Task to complete: A single number is the answer: how many lines of the entries contain the word "opportunity"?

Data for this task:
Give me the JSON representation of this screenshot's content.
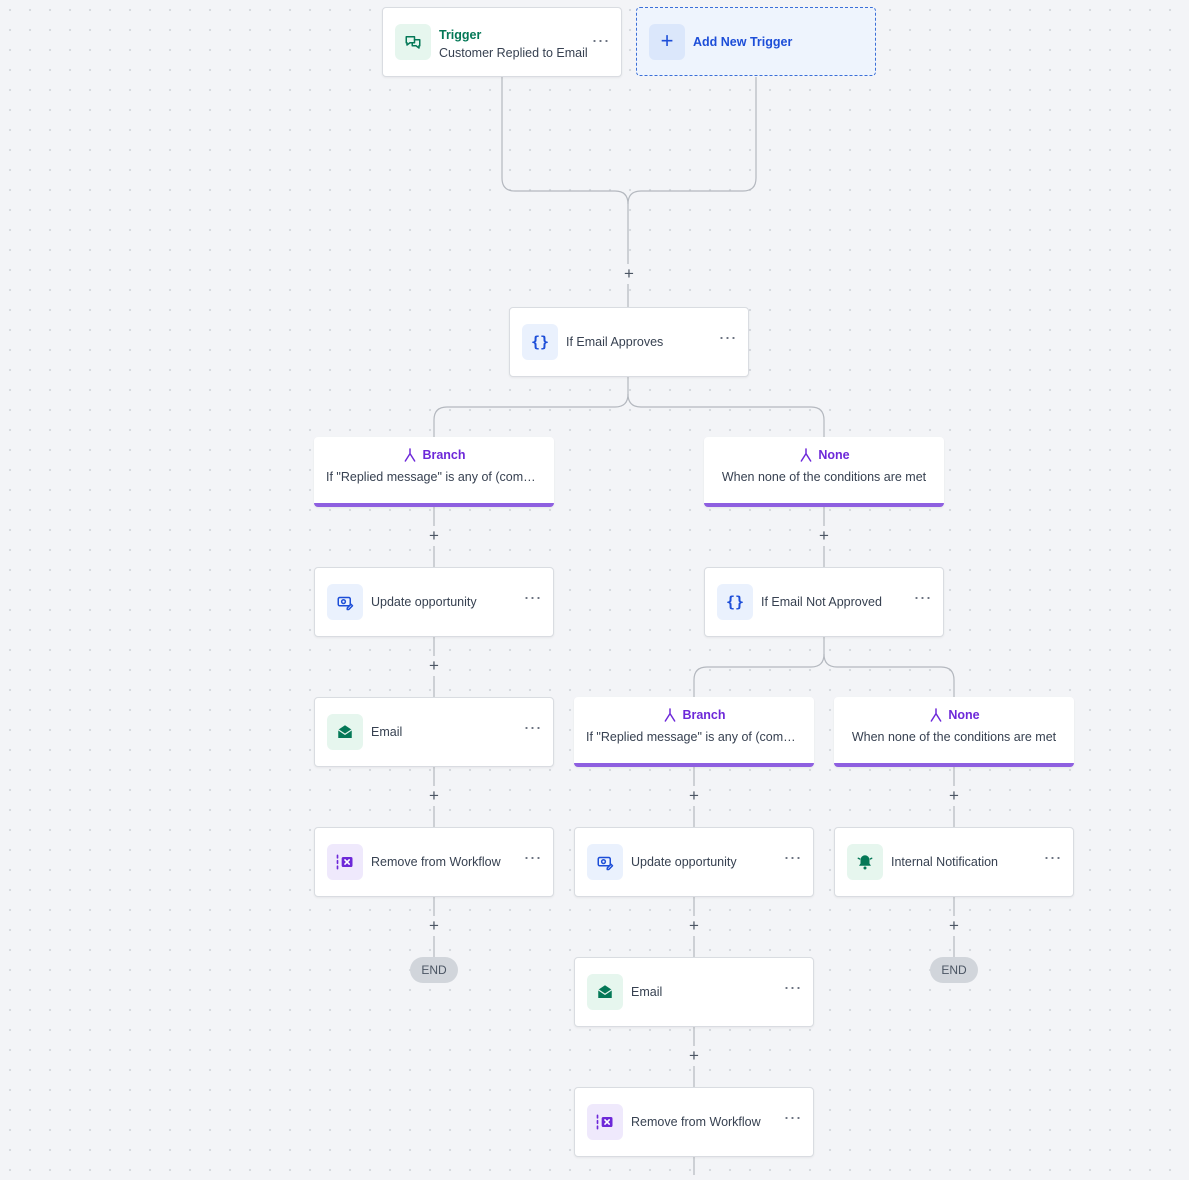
{
  "trigger": {
    "title": "Trigger",
    "subtitle": "Customer Replied to Email",
    "menu": "⋯"
  },
  "add_trigger": {
    "icon": "+",
    "label": "Add New Trigger"
  },
  "plus": "+",
  "nodes": {
    "if_email_approves": "If Email Approves",
    "update_opportunity": "Update opportunity",
    "email": "Email",
    "remove_from_workflow": "Remove from Workflow",
    "if_email_not_approved": "If Email Not Approved",
    "internal_notification": "Internal Notification",
    "menu": "⋯"
  },
  "branches": {
    "branch_title": "Branch",
    "branch_condition": "If \"Replied message\" is any of (comma...",
    "none_title": "None",
    "none_condition": "When none of the conditions are met"
  },
  "end_label": "END",
  "colors": {
    "accent_blue": "#1d4ed8",
    "trigger_green": "#047857",
    "branch_purple": "#8e5fe0",
    "connector": "#b4b8bf"
  },
  "icons": {
    "trigger": "chat-bubbles-icon",
    "condition": "braces-icon",
    "update": "opportunity-edit-icon",
    "email": "envelope-icon",
    "remove": "remove-workflow-icon",
    "notification": "bell-icon",
    "branch": "branch-fork-icon"
  }
}
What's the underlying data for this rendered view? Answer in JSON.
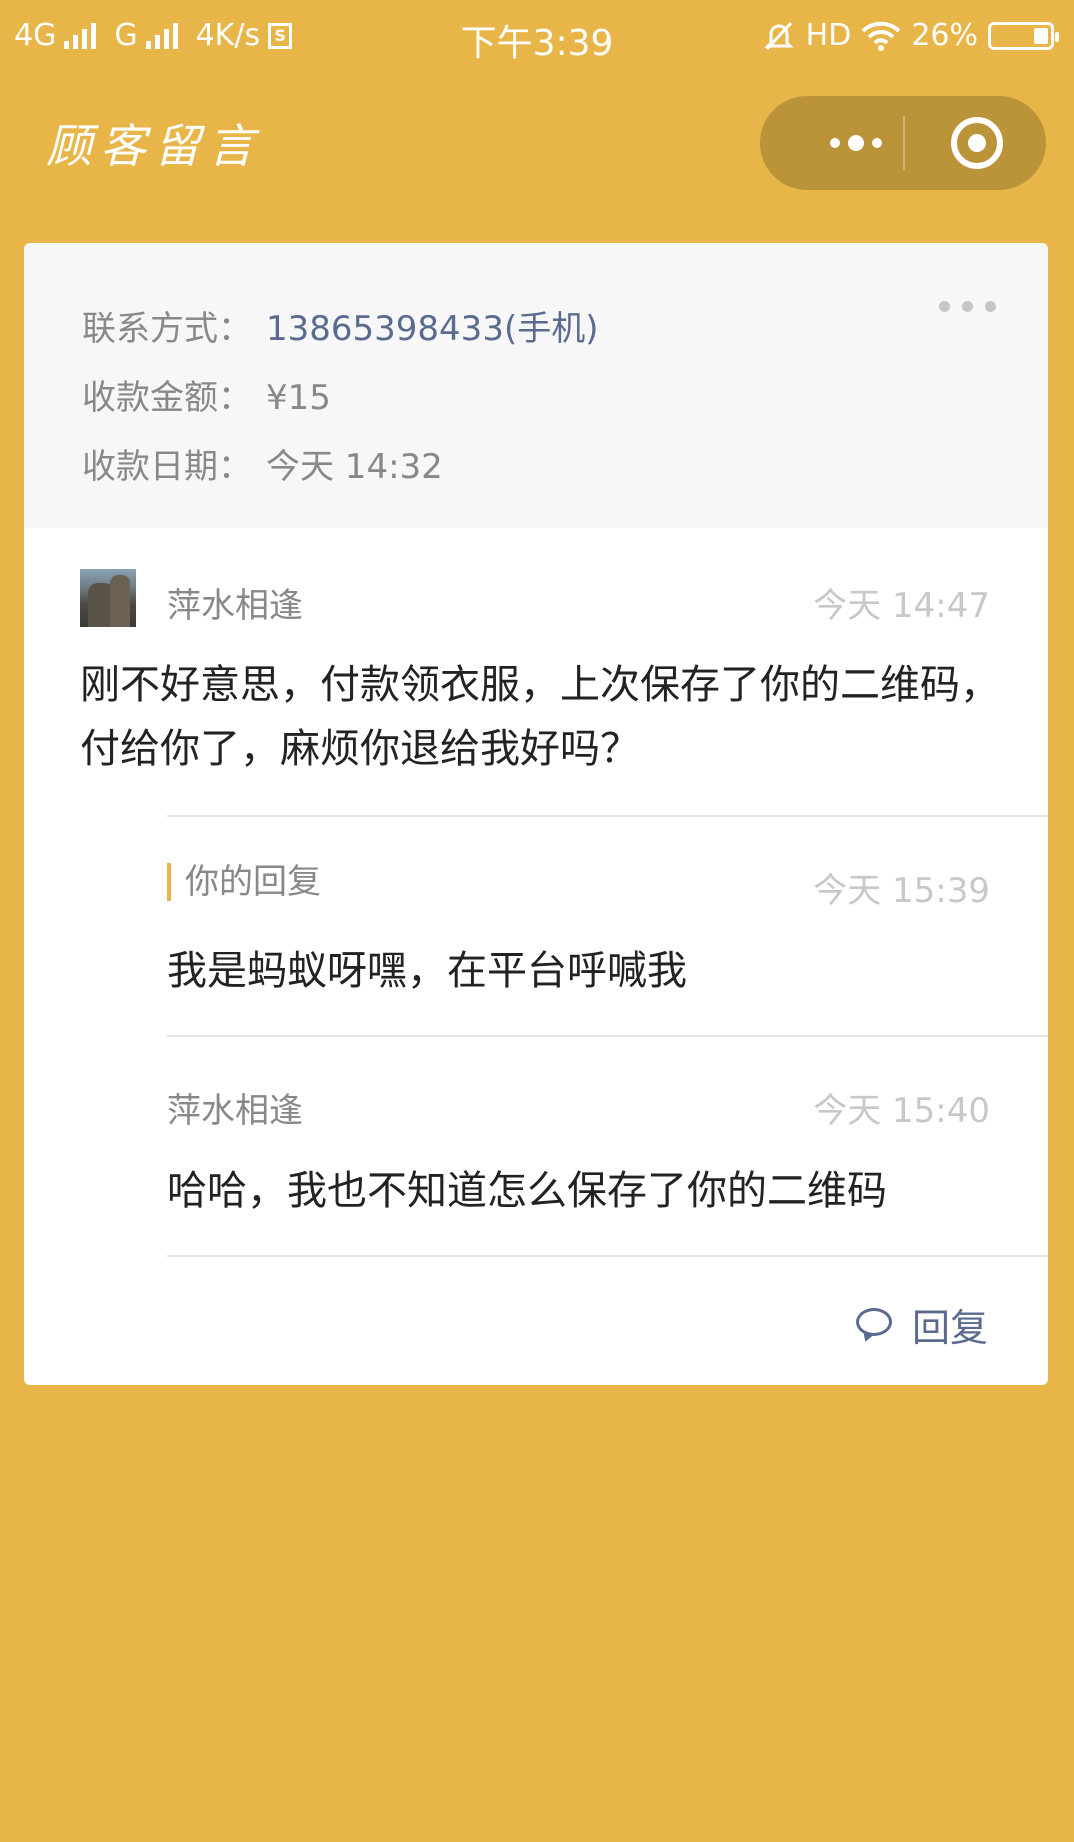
{
  "status_bar": {
    "network1": "4G",
    "network2": "G",
    "speed": "4K/s",
    "sim_icon": "S",
    "time": "下午3:39",
    "hd": "HD",
    "battery": "26%"
  },
  "header": {
    "title": "顾客留言"
  },
  "info": {
    "contact_label": "联系方式：",
    "contact_value": "13865398433(手机)",
    "amount_label": "收款金额：",
    "amount_value": "¥15",
    "date_label": "收款日期：",
    "date_value": "今天 14:32"
  },
  "thread": {
    "first": {
      "name": "萍水相逢",
      "time": "今天 14:47",
      "text": "刚不好意思，付款领衣服，上次保存了你的二维码，付给你了，麻烦你退给我好吗？"
    },
    "reply": {
      "label": "你的回复",
      "time": "今天 15:39",
      "text": "我是蚂蚁呀嘿，在平台呼喊我"
    },
    "second": {
      "name": "萍水相逢",
      "time": "今天 15:40",
      "text": "哈哈，我也不知道怎么保存了你的二维码"
    }
  },
  "actions": {
    "reply_label": "回复"
  },
  "colors": {
    "accent": "#e8b548",
    "link": "#5b6b90"
  }
}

The completed task: 2